Unlike final Soviet leader Mikhail Gorbachev, the other most famous Cold War communist who remains among the living, Castro had no interest in compromise with the United States during his time in power. He famously encouraged Soviet Premier Nikita Khrushchev to consider launching nuclear weapons if the US invaded Cuba during the Cuban Missile Crisis.

“The Soviet Union should not ever allow circumstance to arise in which the imperialists could unleash a first-strike nuclear attack,” Castro wrote. “If they decide to carry out something so brutally in violation of law and universal morality as to invade Cuba, that would be the moment to eliminate such a danger forever by the most legitimate defense no matter how severe and terrible the solution.”

For many Americans, then, his death is an opportunity to rehash old Cold War debates. Conservatives point to Castro’s murder of thousands of dissidents as evidence of communism’s essential evil. Leftists point to American hypocrisy in supporting friendly authoritarian states, like Saudi Arabia, while condemning Castro’s human rights abuses.

Both side are right in important ways: The Castro regime was vicious, and the US embargo on trade with Cuba while embracing Saudi Arabia was tremendously hypocritical.

But in 2016, these debates feel exceptionally irrelevant. Cuba is no longer an avatar of communist “resistance” to the United States; its ideological message has lasted beyond its time, leaving Raúl’s regime as just one of many familial dictatorships on the planet. America’s economic embargo under Cuba has relaxed under Obama, leading the two countries to establish formal diplomatic relations (though Trump has threatened to reverse Obama’s reforms).

Fidel himself appears to have recognized his own anachronism.

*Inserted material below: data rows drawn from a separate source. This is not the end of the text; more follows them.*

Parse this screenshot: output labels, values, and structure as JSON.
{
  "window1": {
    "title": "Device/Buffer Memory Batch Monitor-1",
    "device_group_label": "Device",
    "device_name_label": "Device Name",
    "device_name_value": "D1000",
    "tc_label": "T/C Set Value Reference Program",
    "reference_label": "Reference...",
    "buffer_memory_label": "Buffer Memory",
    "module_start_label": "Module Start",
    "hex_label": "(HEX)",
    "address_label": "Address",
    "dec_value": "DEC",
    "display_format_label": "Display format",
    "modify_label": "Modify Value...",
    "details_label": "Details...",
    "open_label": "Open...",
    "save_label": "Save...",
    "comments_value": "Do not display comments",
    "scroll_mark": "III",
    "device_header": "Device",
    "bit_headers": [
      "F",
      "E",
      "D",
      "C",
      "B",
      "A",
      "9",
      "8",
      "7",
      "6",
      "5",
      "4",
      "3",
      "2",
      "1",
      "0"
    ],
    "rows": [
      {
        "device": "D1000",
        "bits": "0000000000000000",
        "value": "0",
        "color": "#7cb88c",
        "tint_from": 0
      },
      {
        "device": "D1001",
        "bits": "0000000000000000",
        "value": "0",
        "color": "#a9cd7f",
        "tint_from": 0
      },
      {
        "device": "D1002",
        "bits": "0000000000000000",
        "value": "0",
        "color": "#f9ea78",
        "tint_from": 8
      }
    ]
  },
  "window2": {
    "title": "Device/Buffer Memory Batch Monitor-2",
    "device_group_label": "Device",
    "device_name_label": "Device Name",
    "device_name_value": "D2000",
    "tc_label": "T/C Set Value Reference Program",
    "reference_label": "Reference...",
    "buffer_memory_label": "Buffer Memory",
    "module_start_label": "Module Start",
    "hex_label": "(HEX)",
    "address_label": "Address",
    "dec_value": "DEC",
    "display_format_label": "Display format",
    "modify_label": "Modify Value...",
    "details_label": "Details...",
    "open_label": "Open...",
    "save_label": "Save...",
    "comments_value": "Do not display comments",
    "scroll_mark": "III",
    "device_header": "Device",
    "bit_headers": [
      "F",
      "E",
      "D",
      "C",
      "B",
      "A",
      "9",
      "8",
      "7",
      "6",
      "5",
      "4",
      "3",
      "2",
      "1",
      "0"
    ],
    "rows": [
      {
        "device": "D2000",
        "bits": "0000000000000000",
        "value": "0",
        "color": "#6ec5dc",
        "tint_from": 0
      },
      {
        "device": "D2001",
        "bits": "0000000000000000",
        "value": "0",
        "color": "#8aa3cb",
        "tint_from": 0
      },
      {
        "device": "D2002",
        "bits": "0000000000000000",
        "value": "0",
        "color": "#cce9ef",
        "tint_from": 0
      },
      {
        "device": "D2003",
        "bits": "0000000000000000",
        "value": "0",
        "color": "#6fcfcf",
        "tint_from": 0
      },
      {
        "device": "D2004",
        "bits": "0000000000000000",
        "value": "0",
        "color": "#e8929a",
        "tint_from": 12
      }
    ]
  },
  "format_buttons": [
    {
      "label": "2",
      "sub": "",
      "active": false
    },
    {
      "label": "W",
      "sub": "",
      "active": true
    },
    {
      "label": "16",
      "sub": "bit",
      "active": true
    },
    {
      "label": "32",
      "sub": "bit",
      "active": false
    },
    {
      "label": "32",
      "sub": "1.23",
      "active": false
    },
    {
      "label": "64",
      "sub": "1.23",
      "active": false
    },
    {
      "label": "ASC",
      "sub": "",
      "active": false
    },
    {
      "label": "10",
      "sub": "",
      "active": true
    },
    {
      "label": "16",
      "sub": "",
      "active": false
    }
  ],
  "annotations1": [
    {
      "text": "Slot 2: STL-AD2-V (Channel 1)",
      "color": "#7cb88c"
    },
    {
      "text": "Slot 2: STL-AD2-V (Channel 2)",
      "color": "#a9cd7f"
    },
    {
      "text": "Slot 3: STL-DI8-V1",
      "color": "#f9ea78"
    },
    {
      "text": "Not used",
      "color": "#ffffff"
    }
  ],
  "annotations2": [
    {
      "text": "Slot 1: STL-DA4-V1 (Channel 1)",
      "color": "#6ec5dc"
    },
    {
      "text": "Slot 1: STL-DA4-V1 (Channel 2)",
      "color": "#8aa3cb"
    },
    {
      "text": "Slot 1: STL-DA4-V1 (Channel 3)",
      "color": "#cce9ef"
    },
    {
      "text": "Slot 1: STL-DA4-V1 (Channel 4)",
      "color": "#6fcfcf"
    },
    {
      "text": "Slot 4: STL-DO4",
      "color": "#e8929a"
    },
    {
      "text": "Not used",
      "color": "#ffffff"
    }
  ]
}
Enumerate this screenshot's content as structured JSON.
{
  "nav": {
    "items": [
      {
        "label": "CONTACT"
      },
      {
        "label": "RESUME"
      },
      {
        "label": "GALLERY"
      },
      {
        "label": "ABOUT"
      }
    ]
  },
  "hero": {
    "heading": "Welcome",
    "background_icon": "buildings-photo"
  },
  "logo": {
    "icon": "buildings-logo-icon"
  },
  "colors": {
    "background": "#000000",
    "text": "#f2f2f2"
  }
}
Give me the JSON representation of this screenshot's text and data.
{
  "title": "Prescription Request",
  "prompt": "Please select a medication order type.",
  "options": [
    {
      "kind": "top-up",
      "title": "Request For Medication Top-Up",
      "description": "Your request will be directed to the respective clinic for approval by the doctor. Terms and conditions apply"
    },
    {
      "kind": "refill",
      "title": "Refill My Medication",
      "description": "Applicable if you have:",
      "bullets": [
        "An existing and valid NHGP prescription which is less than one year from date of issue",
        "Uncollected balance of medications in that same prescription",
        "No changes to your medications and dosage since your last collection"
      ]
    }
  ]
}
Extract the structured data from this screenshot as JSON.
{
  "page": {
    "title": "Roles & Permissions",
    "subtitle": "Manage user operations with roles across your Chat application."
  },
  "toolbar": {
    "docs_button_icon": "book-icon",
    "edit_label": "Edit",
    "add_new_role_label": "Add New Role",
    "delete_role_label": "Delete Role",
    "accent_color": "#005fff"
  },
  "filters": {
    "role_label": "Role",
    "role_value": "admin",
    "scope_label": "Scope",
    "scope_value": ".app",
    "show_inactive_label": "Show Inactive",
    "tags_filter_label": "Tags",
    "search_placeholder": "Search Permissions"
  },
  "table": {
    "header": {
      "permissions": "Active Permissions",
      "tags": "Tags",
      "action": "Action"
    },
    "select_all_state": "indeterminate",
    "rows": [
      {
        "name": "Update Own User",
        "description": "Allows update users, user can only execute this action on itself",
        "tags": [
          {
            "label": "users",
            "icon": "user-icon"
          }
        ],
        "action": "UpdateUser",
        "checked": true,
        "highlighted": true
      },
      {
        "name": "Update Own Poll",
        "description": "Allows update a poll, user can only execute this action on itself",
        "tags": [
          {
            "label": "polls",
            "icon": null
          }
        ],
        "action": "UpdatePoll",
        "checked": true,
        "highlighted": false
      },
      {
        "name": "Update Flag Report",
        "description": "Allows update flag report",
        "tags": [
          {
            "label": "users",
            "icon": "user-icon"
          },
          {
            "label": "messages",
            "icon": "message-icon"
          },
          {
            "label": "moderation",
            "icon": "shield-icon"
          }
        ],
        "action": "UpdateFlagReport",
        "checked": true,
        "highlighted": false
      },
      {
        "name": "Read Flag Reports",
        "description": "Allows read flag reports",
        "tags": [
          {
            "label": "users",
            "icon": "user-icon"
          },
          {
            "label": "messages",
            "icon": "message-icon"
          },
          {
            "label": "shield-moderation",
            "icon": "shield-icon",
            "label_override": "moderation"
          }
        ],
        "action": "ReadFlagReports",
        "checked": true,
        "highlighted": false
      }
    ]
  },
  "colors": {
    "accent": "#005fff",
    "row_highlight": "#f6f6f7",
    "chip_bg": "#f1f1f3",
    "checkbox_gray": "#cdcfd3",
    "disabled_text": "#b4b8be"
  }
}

When the Atlantic’s Jeffrey Goldberg asked him, in 2010, if there was still a “Cuban model” worth exporting to other countries, Castro replied that “the Cuban model doesn't even work for us anymore.” When Goldberg asked him about his nuclear hawkishness during the missile crisis, Castro displayed remorse: “After I’ve seen what I’ve seen, and knowing what I know now, it wasn’t worth it all.”

The world has now moved on from Castro’s world. Today, the majority of countries on Earth are capitalist democracies. Even the world’s most powerful authoritarian states, Russia and China, feel the need to pay occasional lip service to democratic ideals. Authoritarian communism, of the sort Castro dedicated his life to, is no longer a vital force.

The most potent ideological divides in 2016 are inside Western democracies: whether to embrace multi-ethnic democracy and global integration, an option exemplified by Barack Obama and German Chancellor Angela Merkel, or whether to resist demographic change and wall off one’s nation from the world, an option exemplified by Donald Trump and the European far right.

On these questions, Castro had nothing of note to say. He was simply irrelevant. His death in 2016, the year of Brexit and Trump, shows just how much the old world has given way to the new.